In many cases, adult ADHD can be hard to peg down, oftentimes because the symptoms of adult ADHD aren’t as clear as those facing kids. As a result, many adults with the condition miss out on diagnosis—and the treatment they need to keep the difficulty paying attention and impulsivity in the check.
But now, doctors may be able to streamline the diagnosis process: A simple, six-question screening scale may reliably detect ADHD in adults, according to new research in JAMA Psychiatry.
The test, which was created by a World Health Organization advisory group along with two independent board-certified psychiatrists, is based on updated ADHD criteria published in Diagnostic and Statistical Manual of Mental Disorders-5. The new criteria are broader than the earlier version, so prior tests based on that may end up missing many adults who actually have ADHD.
The new ADHD screening test includes the six following questions:
1. How often do you have difficulty concentrating on what people say to you, even when they are speaking to you directly?
2. How often do you leave your seat in meetings or other situations in which you are expected to remain seated?
3. How often do you have difficulty unwinding and relaxing when you have time to yourself?

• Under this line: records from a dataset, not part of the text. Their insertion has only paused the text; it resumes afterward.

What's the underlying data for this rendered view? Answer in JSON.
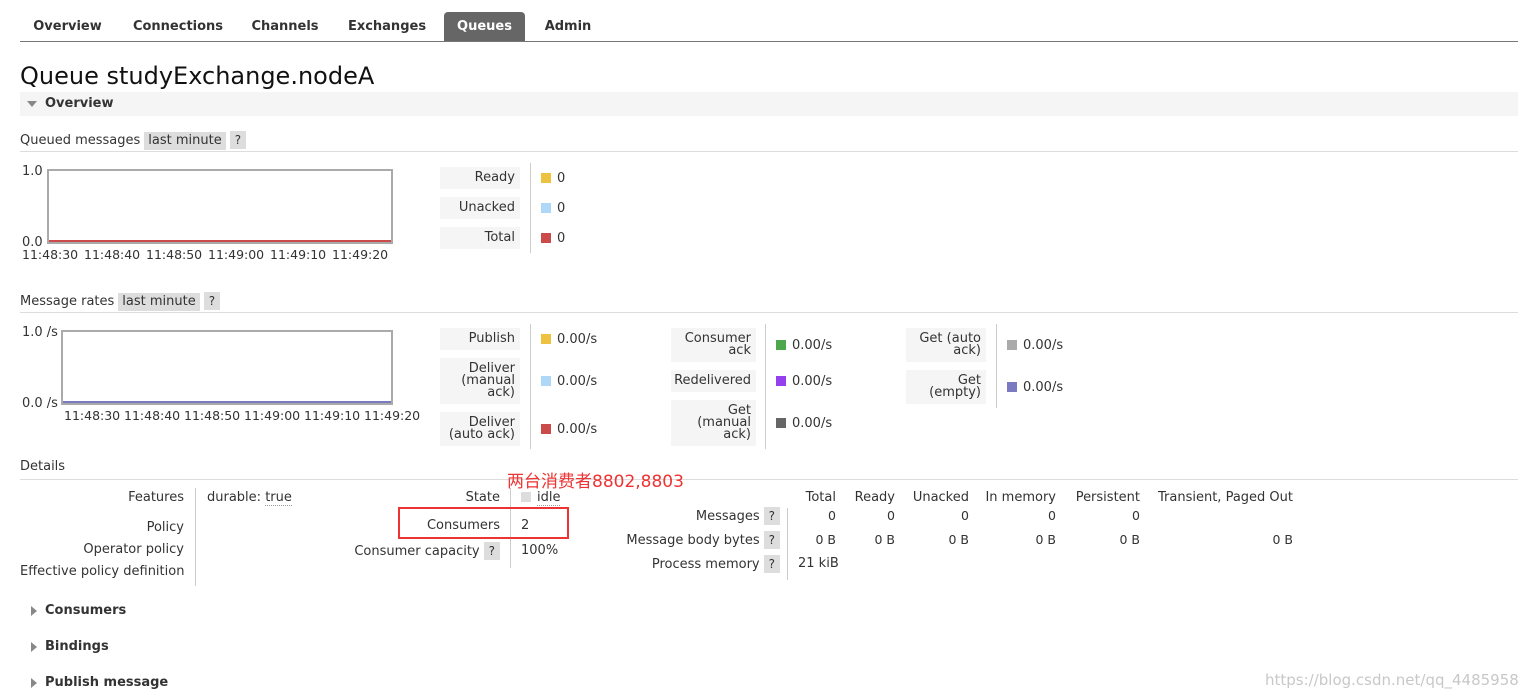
{
  "nav": {
    "tabs": [
      {
        "label": "Overview",
        "active": false
      },
      {
        "label": "Connections",
        "active": false
      },
      {
        "label": "Channels",
        "active": false
      },
      {
        "label": "Exchanges",
        "active": false
      },
      {
        "label": "Queues",
        "active": true
      },
      {
        "label": "Admin",
        "active": false
      }
    ]
  },
  "page": {
    "title_prefix": "Queue",
    "queue_name": "studyExchange.nodeA",
    "section_overview": "Overview"
  },
  "queued_messages": {
    "label": "Queued messages",
    "range": "last minute",
    "help": "?",
    "y_top": "1.0",
    "y_bottom": "0.0",
    "x_ticks": [
      "11:48:30",
      "11:48:40",
      "11:48:50",
      "11:49:00",
      "11:49:10",
      "11:49:20"
    ],
    "legend": [
      {
        "label": "Ready",
        "color": "#edc240",
        "value": "0"
      },
      {
        "label": "Unacked",
        "color": "#afd8f8",
        "value": "0"
      },
      {
        "label": "Total",
        "color": "#cb4b4b",
        "value": "0"
      }
    ]
  },
  "message_rates": {
    "label": "Message rates",
    "range": "last minute",
    "help": "?",
    "y_top": "1.0 /s",
    "y_bottom": "0.0 /s",
    "x_ticks": [
      "11:48:30",
      "11:48:40",
      "11:48:50",
      "11:49:00",
      "11:49:10",
      "11:49:20"
    ],
    "col1": [
      {
        "label": "Publish",
        "color": "#edc240",
        "value": "0.00/s"
      },
      {
        "label": "Deliver (manual ack)",
        "color": "#afd8f8",
        "value": "0.00/s"
      },
      {
        "label": "Deliver (auto ack)",
        "color": "#cb4b4b",
        "value": "0.00/s"
      }
    ],
    "col2": [
      {
        "label": "Consumer ack",
        "color": "#4da74d",
        "value": "0.00/s"
      },
      {
        "label": "Redelivered",
        "color": "#9440ed",
        "value": "0.00/s"
      },
      {
        "label": "Get (manual ack)",
        "color": "#666666",
        "value": "0.00/s"
      }
    ],
    "col3": [
      {
        "label": "Get (auto ack)",
        "color": "#aaaaaa",
        "value": "0.00/s"
      },
      {
        "label": "Get (empty)",
        "color": "#7c79c3",
        "value": "0.00/s"
      }
    ]
  },
  "details": {
    "label": "Details",
    "features_label": "Features",
    "features_key": "durable:",
    "features_value": "true",
    "policy_label": "Policy",
    "operator_policy_label": "Operator policy",
    "effective_policy_label": "Effective policy definition",
    "state_label": "State",
    "state_value": "idle",
    "consumers_label": "Consumers",
    "consumers_value": "2",
    "consumer_capacity_label": "Consumer capacity",
    "consumer_capacity_help": "?",
    "consumer_capacity_value": "100%",
    "table": {
      "headers": [
        "Total",
        "Ready",
        "Unacked",
        "In memory",
        "Persistent",
        "Transient, Paged Out"
      ],
      "rows": [
        {
          "label": "Messages",
          "help": "?",
          "values": [
            "0",
            "0",
            "0",
            "0",
            "0",
            ""
          ]
        },
        {
          "label": "Message body bytes",
          "help": "?",
          "values": [
            "0 B",
            "0 B",
            "0 B",
            "0 B",
            "0 B",
            "0 B"
          ]
        },
        {
          "label": "Process memory",
          "help": "?",
          "values": [
            "21 kiB",
            "",
            "",
            "",
            "",
            ""
          ]
        }
      ]
    }
  },
  "annotation": {
    "text": "两台消费者8802,8803",
    "color": "#e33333"
  },
  "collapsed_sections": [
    "Consumers",
    "Bindings",
    "Publish message"
  ],
  "watermark": "https://blog.csdn.net/qq_44859586"
}
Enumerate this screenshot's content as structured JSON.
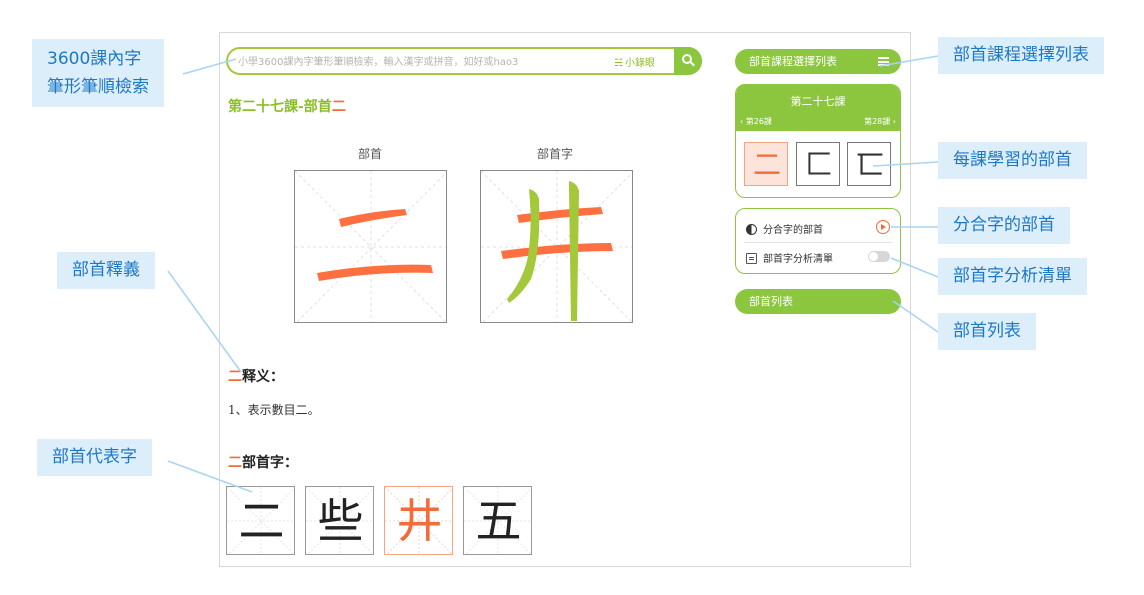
{
  "search": {
    "placeholder": "小學3600課內字筆形筆順檢索，輸入漢字或拼音，如好或hao3",
    "mini_dict_icon": "☵",
    "mini_dict_label": "小錄眼"
  },
  "lesson": {
    "title_main": "第二十七課-部首",
    "title_radical": "二"
  },
  "stroke_panel": {
    "radical_label": "部首",
    "radical_char": "二",
    "example_label": "部首字",
    "example_char": "井"
  },
  "meaning": {
    "radical": "二",
    "heading": "释义：",
    "text": "1、表示數目二。"
  },
  "examples": {
    "radical": "二",
    "heading": "部首字：",
    "chars": [
      "二",
      "些",
      "井",
      "五"
    ],
    "active_index": 2
  },
  "right_panel": {
    "course_list_label": "部首課程選擇列表",
    "lesson_card": {
      "title": "第二十七課",
      "prev": "‹ 第26課",
      "next": "第28課 ›",
      "radicals": [
        "二",
        "匚",
        "匸"
      ],
      "active_index": 0
    },
    "options": {
      "split_label": "分合字的部首",
      "analysis_label": "部首字分析清單"
    },
    "radical_list_label": "部首列表"
  },
  "callouts": {
    "search": "3600課內字\n筆形筆順檢索",
    "meaning": "部首釋義",
    "examples": "部首代表字",
    "course_list": "部首課程選擇列表",
    "lesson_radicals": "每課學習的部首",
    "split": "分合字的部首",
    "analysis": "部首字分析清單",
    "radical_list": "部首列表"
  },
  "colors": {
    "accent_green": "#8cc63f",
    "accent_orange": "#f26b3a",
    "callout_bg": "#dbeefa",
    "callout_text": "#1e78c8"
  }
}
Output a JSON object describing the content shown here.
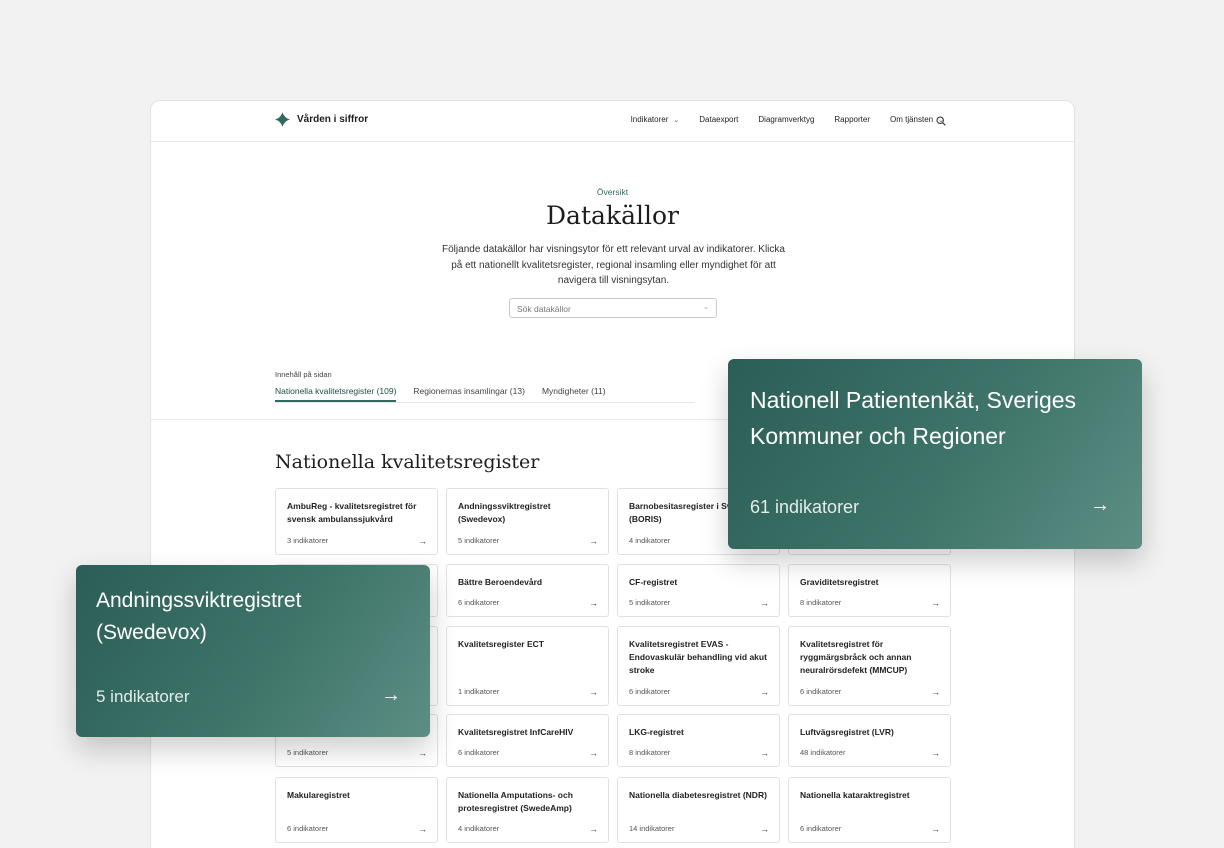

4. When you’re in a conversation, how often do you find yourself finishing the sentences of the people you are talking to before they can finish them themselves?
5. How often do you put things off until the last minute?
6. How often do you depend on others to keep your life in order and attend to details?
Possible responses for each include “never,” “rarely,” “sometimes,” “often,” and “very often.” Each “never” response gets a score of 0, while scores for higher responses vary, adding up to a possible maximum of 24. A score of 14 or higher would likely be preferred for screening purposes, the researchers write.
This revised screening tool is important: If it’s used clinically at the primary care level, doctors—whose time with each patient is limited—may be able to quickly screen for ADHD, and then based on the results, possibly send on the patient for further psychological evaluation, or even prescribe meds themselves, NPR reports.
The study also determined that adult ADHD is a bigger problem than experts once thought: About 8 percent of the people tested met the criteria for the disorder, which is nearly double the rate of ADHD prevalence estimated back in 2006.
If you find yourself scoring high on those six questions—or if you fit the bill for these 10 surprising habits that may point to adult ADHD—make an appointment with your doctor. If you do have ADHD, treatment options include medications, counseling, or a combination of both.